[Work instruction] Throughout the material below, count the lines that include the string "name", then report only the resulting number.

────────

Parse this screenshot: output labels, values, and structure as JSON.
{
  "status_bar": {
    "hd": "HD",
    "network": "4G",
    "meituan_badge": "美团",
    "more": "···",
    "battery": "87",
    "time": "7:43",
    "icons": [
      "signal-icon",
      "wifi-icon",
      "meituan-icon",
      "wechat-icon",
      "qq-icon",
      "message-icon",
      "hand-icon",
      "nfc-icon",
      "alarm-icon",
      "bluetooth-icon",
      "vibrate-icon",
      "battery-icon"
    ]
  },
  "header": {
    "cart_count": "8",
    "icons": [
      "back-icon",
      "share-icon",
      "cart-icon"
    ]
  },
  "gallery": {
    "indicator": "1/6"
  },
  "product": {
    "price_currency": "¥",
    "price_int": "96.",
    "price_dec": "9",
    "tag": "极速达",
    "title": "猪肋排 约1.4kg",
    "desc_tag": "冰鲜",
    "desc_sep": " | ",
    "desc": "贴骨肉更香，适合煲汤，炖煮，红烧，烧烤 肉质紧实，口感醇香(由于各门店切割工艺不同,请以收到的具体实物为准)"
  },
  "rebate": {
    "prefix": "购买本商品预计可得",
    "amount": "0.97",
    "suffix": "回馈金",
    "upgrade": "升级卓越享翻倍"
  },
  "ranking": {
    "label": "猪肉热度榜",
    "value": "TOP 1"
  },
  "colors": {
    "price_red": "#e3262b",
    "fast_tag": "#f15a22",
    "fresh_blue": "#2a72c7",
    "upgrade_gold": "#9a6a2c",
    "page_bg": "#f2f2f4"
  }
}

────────

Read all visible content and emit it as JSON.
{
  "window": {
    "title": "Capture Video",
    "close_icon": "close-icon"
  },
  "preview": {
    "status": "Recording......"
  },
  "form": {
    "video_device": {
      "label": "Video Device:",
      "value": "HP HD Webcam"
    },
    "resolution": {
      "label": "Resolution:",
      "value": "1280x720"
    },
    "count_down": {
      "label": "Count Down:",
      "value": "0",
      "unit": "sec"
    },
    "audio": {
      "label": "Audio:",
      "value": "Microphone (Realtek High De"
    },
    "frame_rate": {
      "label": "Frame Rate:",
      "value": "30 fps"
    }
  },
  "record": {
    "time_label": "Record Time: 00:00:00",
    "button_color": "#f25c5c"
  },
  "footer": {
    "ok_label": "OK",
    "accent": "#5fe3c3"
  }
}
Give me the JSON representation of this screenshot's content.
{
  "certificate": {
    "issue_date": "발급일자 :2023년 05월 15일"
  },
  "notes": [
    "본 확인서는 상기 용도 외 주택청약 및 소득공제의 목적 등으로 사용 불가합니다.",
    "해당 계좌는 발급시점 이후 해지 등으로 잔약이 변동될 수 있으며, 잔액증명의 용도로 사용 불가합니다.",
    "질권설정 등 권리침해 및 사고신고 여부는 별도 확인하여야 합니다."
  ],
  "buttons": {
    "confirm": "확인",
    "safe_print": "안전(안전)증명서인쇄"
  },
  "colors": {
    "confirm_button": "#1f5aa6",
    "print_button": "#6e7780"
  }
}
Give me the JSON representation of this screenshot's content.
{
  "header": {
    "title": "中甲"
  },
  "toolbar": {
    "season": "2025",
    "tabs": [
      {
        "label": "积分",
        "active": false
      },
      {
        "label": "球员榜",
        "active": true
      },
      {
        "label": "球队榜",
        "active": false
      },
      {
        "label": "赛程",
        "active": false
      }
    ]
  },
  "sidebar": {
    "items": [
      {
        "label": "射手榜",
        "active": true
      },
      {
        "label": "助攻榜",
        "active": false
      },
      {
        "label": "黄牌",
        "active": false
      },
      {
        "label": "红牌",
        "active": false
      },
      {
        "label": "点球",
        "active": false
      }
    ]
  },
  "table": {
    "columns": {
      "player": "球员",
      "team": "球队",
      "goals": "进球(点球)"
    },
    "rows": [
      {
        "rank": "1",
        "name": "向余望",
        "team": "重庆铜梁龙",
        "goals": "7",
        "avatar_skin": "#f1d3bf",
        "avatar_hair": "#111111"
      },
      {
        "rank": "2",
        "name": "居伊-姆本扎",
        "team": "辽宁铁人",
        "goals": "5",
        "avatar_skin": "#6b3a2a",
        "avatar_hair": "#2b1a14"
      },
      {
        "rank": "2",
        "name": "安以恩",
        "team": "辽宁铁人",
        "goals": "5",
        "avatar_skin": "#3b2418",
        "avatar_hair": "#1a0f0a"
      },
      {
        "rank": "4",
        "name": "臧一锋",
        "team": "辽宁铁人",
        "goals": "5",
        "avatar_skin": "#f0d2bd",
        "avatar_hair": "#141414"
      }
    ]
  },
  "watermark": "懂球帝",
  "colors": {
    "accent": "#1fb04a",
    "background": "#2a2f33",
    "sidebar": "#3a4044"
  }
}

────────

[Answer for the task] 4